However, there are experimental and unlicensed vaccines, developed during the West Africa outbreak, that are available to the public health authorities of the affected countries. These are controlled by the World Health Organisation and are being used in controlled “ring vaccination” protocols. It has been found that the most effective way of controlling the spread of the virus is by vaccinating ever increasing circles of contacts and potential contacts, radiating outwards from the EVD affected person. They are also given to front line workers in advance of potential contact.
More than 100,000 people have to date been vaccinated and initial data on the efficacy of these vaccines indicate that they are highly effective.
OUTBREAK CONTROL | How can the disease be managed?
Good outbreak control relies on a number of interventions and, crucially, strong community engagement. It is essential that a reliable network is put in place to:
- Manage cases
- Trace contacts
- Establish a reliable and efficient laboratory network
- Administer vaccination programmes
- Promote safe burial practises
- Administer community education programmes
- Provide accurate surveillance of case incidence.
In the current outbreak in Democratic Republic of Congo the most important factor in preventing the control and elimination of the disease is the presence of armed insurgents who have destroyed treatment centres, disrupted vaccination programmes and caused mass people movements, thus causing the spread of the disease. Securing the region is the most important consideration to permit outbreak control.

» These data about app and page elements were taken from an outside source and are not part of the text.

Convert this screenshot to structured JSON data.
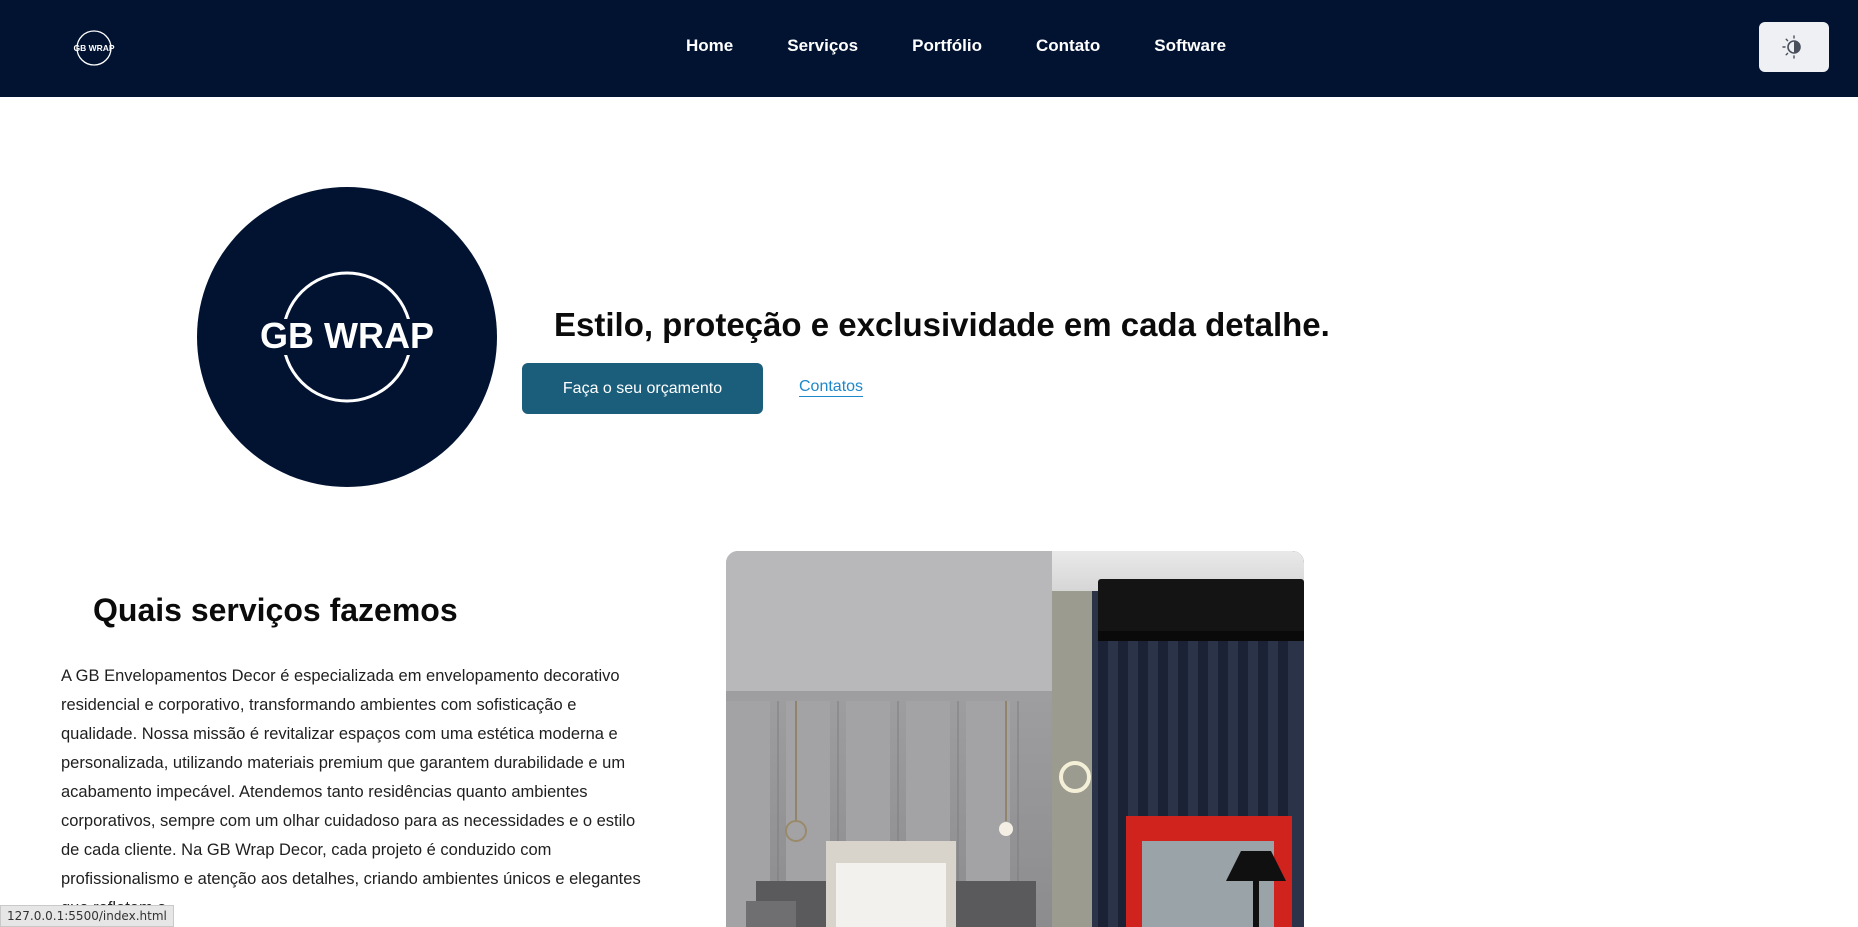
{
  "header": {
    "logo_text": "GB WRAP",
    "nav": [
      {
        "label": "Home"
      },
      {
        "label": "Serviços"
      },
      {
        "label": "Portfólio"
      },
      {
        "label": "Contato"
      },
      {
        "label": "Software"
      }
    ],
    "theme_toggle_icon": "theme-toggle-icon"
  },
  "hero": {
    "logo_text": "GB WRAP",
    "title": "Estilo, proteção e exclusividade em cada detalhe.",
    "cta_label": "Faça o seu orçamento",
    "contacts_label": "Contatos"
  },
  "services": {
    "title": "Quais serviços fazemos",
    "body": "A GB Envelopamentos Decor é especializada em envelopamento decorativo residencial e corporativo, transformando ambientes com sofisticação e qualidade. Nossa missão é revitalizar espaços com uma estética moderna e personalizada, utilizando materiais premium que garantem durabilidade e um acabamento impecável. Atendemos tanto residências quanto ambientes corporativos, sempre com um olhar cuidadoso para as necessidades e o estilo de cada cliente. Na GB Wrap Decor, cada projeto é conduzido com profissionalismo e atenção aos detalhes, criando ambientes únicos e elegantes que refletem a"
  },
  "status_bar": {
    "url": "127.0.0.1:5500/index.html"
  },
  "colors": {
    "navy": "#021332",
    "button": "#1b5e7b",
    "link": "#1e88c8"
  }
}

Raising awareness of risk factors for Ebola infection and protective measures (including vaccination) that individuals can take is an effective way to reduce human transmission.
Risk reduction messaging should focus on several factors:
- Reducing the risk of wildlife-to-human transmission from contact with infected fruit bats, monkeys, apes, forest antelope or porcupines and the consumption of their raw meat. Animals should be handled with gloves and other appropriate protective clothing. Animal products (blood and meat) should be thoroughly cooked before consumption.
- Reducing the risk of human-to-human transmission from direct or close contact with people with Ebola symptoms, particularly with their bodily fluids. Gloves and appropriate personal protective equipment should be worn when taking care of ill patients. Regular hand washing is required after visiting patients in hospital, as well as after taking care of patients at home.
- Outbreak containment measures, including safe and dignified burial of the dead, identifying people who may have been in contact with someone infected with Ebola and monitoring their health for 21 days, the importance of separating the healthy from the sick to prevent further spread, and the importance of good hygiene and maintaining a clean environment.
- Reducing the risk of possible sexual transmission. WHO recommends that male survivors of EVD practice safer sex and hygiene for 12 months from onset of symptoms or until their semen tests negative twice for Ebola virus. Contact with body fluids should be avoided and washing with soap and water is recommended.
Centers for Disease Control and Prevention
Medecins Sans Frontieres / Doctors Without Borders